DATA FOR ANALYSIS section start

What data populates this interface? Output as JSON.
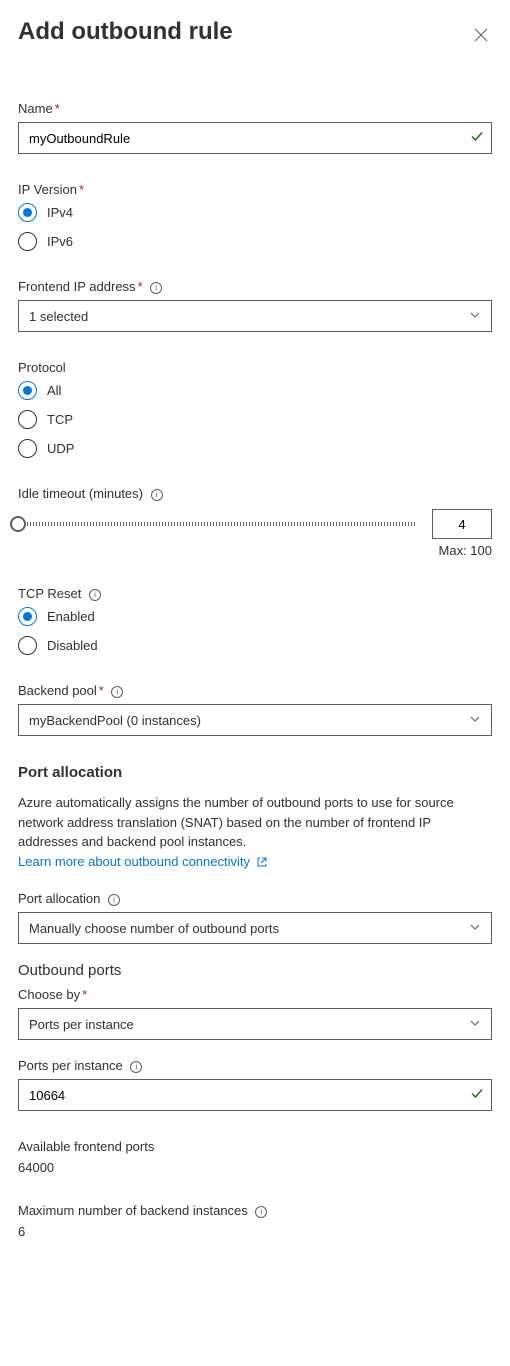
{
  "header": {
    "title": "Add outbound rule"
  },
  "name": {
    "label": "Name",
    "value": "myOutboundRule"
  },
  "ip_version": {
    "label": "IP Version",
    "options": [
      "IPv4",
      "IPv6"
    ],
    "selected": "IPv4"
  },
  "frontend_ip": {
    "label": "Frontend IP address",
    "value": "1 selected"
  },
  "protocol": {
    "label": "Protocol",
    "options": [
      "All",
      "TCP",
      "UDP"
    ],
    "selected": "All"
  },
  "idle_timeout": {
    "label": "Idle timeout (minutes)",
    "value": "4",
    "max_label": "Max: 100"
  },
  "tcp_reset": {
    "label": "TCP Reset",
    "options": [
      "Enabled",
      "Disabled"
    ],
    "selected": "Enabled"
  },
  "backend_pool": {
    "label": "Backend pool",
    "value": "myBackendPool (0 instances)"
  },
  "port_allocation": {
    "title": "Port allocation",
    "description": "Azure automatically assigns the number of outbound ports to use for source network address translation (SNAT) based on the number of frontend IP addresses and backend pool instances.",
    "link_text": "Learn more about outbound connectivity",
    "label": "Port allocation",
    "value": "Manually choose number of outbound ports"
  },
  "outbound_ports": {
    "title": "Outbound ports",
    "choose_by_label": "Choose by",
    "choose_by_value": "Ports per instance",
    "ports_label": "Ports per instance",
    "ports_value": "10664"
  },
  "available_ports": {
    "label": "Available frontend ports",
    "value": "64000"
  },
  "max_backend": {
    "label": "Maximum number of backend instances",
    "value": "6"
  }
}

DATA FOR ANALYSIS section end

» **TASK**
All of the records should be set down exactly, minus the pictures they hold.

» **EXERCISE ANSWER**
What data populates this interface? Output as JSON.
{
  "header": {
    "title": "Add outbound rule"
  },
  "name": {
    "label": "Name",
    "value": "myOutboundRule"
  },
  "ip_version": {
    "label": "IP Version",
    "options": [
      "IPv4",
      "IPv6"
    ],
    "selected": "IPv4"
  },
  "frontend_ip": {
    "label": "Frontend IP address",
    "value": "1 selected"
  },
  "protocol": {
    "label": "Protocol",
    "options": [
      "All",
      "TCP",
      "UDP"
    ],
    "selected": "All"
  },
  "idle_timeout": {
    "label": "Idle timeout (minutes)",
    "value": "4",
    "max_label": "Max: 100"
  },
  "tcp_reset": {
    "label": "TCP Reset",
    "options": [
      "Enabled",
      "Disabled"
    ],
    "selected": "Enabled"
  },
  "backend_pool": {
    "label": "Backend pool",
    "value": "myBackendPool (0 instances)"
  },
  "port_allocation": {
    "title": "Port allocation",
    "description": "Azure automatically assigns the number of outbound ports to use for source network address translation (SNAT) based on the number of frontend IP addresses and backend pool instances.",
    "link_text": "Learn more about outbound connectivity",
    "label": "Port allocation",
    "value": "Manually choose number of outbound ports"
  },
  "outbound_ports": {
    "title": "Outbound ports",
    "choose_by_label": "Choose by",
    "choose_by_value": "Ports per instance",
    "ports_label": "Ports per instance",
    "ports_value": "10664"
  },
  "available_ports": {
    "label": "Available frontend ports",
    "value": "64000"
  },
  "max_backend": {
    "label": "Maximum number of backend instances",
    "value": "6"
  }
}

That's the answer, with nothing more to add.